··· Records for this task
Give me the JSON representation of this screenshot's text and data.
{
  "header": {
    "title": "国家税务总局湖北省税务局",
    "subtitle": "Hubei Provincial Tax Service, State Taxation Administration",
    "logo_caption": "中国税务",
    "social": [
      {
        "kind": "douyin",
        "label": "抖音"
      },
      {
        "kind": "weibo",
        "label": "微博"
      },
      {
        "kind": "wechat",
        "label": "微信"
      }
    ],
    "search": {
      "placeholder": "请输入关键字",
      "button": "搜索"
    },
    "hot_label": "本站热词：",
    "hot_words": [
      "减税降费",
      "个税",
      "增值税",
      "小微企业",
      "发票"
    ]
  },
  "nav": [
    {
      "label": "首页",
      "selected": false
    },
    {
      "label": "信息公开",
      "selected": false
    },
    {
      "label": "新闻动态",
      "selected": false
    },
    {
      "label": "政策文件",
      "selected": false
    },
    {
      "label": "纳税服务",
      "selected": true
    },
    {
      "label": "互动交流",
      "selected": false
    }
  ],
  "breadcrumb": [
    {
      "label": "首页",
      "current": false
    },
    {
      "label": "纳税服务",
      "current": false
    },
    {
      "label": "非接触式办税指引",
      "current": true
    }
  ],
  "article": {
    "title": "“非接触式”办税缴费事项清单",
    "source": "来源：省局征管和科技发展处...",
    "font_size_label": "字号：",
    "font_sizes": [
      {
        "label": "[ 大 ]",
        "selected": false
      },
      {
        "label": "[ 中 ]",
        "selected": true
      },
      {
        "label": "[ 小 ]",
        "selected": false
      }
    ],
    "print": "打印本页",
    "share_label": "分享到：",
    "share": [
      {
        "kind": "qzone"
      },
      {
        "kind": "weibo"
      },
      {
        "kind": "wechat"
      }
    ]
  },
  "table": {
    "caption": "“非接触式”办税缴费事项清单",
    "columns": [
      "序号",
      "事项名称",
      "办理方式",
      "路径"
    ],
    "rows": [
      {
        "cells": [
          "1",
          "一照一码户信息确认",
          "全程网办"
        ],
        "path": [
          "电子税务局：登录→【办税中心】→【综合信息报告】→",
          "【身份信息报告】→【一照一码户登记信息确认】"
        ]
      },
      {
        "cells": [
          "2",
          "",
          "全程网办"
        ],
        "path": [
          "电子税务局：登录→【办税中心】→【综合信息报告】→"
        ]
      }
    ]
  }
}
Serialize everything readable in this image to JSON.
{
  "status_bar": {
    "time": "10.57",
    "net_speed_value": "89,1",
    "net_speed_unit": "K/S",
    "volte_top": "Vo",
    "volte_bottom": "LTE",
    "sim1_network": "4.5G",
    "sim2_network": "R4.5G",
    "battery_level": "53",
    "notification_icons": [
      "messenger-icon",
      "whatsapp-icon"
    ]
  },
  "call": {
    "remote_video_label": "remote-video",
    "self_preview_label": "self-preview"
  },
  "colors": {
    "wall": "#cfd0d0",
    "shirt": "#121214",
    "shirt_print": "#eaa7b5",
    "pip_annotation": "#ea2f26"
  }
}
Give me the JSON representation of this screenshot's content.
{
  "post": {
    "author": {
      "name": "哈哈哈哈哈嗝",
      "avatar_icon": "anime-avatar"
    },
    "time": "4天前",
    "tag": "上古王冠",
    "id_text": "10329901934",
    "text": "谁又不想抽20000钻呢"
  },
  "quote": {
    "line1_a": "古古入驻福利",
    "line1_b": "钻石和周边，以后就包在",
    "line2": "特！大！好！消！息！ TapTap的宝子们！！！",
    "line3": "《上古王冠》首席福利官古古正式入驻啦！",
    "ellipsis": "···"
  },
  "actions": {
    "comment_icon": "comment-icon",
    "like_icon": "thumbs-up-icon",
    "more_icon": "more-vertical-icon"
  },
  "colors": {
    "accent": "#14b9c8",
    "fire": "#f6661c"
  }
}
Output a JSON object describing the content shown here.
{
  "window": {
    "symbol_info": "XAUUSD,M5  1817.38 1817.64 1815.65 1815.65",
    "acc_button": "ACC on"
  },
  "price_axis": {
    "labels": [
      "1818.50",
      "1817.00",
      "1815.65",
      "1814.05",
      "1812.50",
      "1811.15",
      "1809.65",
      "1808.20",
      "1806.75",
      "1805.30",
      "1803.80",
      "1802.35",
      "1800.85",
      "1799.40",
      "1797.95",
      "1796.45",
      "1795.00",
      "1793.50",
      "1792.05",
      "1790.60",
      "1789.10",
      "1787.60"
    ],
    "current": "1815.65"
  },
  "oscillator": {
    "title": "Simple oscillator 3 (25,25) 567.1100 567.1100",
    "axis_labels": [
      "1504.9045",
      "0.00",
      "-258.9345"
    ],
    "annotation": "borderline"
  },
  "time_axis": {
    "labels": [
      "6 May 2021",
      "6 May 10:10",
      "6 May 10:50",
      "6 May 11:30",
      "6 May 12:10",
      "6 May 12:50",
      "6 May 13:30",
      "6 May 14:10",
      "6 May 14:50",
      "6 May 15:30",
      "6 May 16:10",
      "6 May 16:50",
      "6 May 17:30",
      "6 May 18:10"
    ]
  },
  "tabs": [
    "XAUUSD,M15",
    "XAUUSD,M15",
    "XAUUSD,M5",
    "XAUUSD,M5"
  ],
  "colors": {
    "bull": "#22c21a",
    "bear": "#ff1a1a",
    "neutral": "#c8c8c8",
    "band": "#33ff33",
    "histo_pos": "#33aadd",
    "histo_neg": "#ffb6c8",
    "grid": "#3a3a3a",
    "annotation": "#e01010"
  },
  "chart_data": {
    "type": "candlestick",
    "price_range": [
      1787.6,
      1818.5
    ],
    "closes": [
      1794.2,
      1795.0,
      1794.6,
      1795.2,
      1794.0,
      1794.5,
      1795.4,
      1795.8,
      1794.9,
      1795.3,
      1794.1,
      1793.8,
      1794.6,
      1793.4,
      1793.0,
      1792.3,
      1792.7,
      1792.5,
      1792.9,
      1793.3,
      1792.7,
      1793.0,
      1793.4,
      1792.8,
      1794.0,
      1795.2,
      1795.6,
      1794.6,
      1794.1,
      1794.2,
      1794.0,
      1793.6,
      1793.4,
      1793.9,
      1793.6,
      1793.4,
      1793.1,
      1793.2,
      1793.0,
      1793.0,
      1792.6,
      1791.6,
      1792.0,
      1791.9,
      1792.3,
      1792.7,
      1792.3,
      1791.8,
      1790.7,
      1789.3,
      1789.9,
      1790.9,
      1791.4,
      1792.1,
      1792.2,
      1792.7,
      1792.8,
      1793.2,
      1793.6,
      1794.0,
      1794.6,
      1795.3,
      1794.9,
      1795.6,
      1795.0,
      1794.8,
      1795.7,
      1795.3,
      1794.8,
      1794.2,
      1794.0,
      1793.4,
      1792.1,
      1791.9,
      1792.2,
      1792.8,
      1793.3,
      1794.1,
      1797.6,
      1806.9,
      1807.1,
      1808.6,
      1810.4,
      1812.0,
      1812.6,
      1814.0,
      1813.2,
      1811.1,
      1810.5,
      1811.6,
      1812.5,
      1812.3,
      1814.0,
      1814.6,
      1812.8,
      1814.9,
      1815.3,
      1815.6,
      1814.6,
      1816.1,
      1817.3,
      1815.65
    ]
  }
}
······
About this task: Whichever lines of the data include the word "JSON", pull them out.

Result for this task:
Give me the JSON representation of this screenshot's text and data.
Serialize everything readable in this image to JSON.
Give me the JSON representation of this screenshot's content.
Output a JSON object describing the content shown here.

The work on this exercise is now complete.